People with hemophilia A do not produce adequate amounts of factor VIII, which is necessary for blood to effectively clot. If untreated, patients with severe hemophilia A have a greatly reduced life expectancy. According to the World Health Organization, more than 400,000 people in the world have hemophilia, corresponding to a prevalence of 15 to 20 in every 100,000 males born worldwide.
The ADAPT (Analysis of Data from ADVATE Prospective Trials) research program was initiated to further investigate and explore the expanding ADVATE clinical study program database for additional insight into general hemophilia medical research and practice issues beyond the main goals of the Investigational New Drug (IND) research program. ADAPT research goals include examining the reliability and reproducibility of certain pharmacokinetic (PK) measurements across a broad population of subjects. Such PK data may be important to clinical development and evaluation of new therapeutics, as well as for the prediction of relationships to clinical outcomes and their utility in optimizing the routine clinical management of hemophilia A. These studies may offer guidance for designing individualized dosing regimens based on patient PK profiles, which may allow for less frequent infusion requirements or improved treatment outcomes.
It is important to note that prophylaxis is not an approved therapy regimen in some countries, including the United States. On-demand is the approved dosage regimen for most factor VIII therapies in the United States.
ADVATE is currently approved for use in the United States, Australia, Japan and Europe.
ADVATE is indicated in hemophilia A (classical hemophilia) for the prevention and control of bleeding episodes. ADVATE is also indicated in the perioperative management of patients with hemophilia A. ADVATE is not indicated for the treatment of von Willebrand's disease. Infused directly into the bloodstream, ADVATE works by temporarily raising the level of factor VIII in the blood, thus allowing the body's blood clotting process to properly function. ADVATE is the only recombinant factor VIII therapy processed without blood or blood additives, including human albumin or other plasma protein additives.
ADVATE should be administered cautiously in patients with previous hypersensitivity to constituents of factor VIII preparations or known sensitivity to mouse or hamster proteins.
The most common related adverse reactions observed during the ADVATE clinical studies include: strange taste in mouth, headache, dizziness and flushing. The formation of inhibitors has been observed with all factor VIII concentrates, including ADVATE.

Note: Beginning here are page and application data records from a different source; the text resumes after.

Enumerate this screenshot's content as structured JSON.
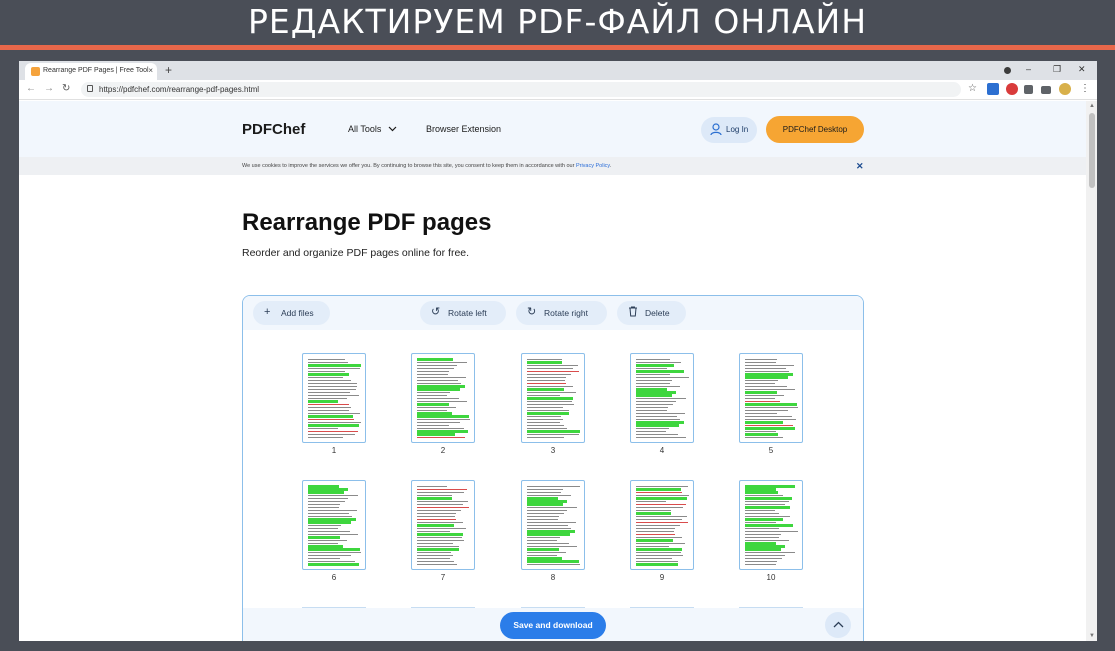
{
  "banner": {
    "title": "РЕДАКТИРУЕМ PDF-ФАЙЛ ОНЛАЙН"
  },
  "browser": {
    "tab_title": "Rearrange PDF Pages | Free Tool",
    "tab_close": "×",
    "new_tab": "+",
    "url": "https://pdfchef.com/rearrange-pdf-pages.html",
    "window_controls": {
      "minimize": "–",
      "maximize": "❐",
      "close": "✕"
    },
    "nav": {
      "back": "←",
      "forward": "→",
      "reload": "↻"
    },
    "star": "☆",
    "menu": "⋮"
  },
  "site": {
    "logo": "PDFChef",
    "nav": {
      "all_tools": "All Tools",
      "browser_extension": "Browser Extension"
    },
    "login": "Log In",
    "desktop": "PDFChef Desktop"
  },
  "cookie": {
    "text": "We use cookies to improve the services we offer you. By continuing to browse this site, you consent to keep them in accordance with our ",
    "link": "Privacy Policy",
    "end": ".",
    "close": "✕"
  },
  "main": {
    "title": "Rearrange PDF pages",
    "subtitle": "Reorder and organize PDF pages online for free."
  },
  "editor": {
    "add_files": "Add files",
    "rotate_left": "Rotate left",
    "rotate_right": "Rotate right",
    "delete": "Delete",
    "save": "Save and download",
    "pages": [
      {
        "label": "1"
      },
      {
        "label": "2"
      },
      {
        "label": "3"
      },
      {
        "label": "4"
      },
      {
        "label": "5"
      },
      {
        "label": "6"
      },
      {
        "label": "7"
      },
      {
        "label": "8"
      },
      {
        "label": "9"
      },
      {
        "label": "10"
      }
    ]
  },
  "colors": {
    "accent_blue": "#2b7de9",
    "accent_orange": "#f6a533",
    "banner_line": "#e8674a",
    "highlight_green": "#3ed63e"
  }
}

Patients and caregivers in the United States can obtain more information on ADVATE, including full Prescribing Information, at http://www.advate.com/. European healthcare professionals can obtain information at http://www.emea.europa.eu/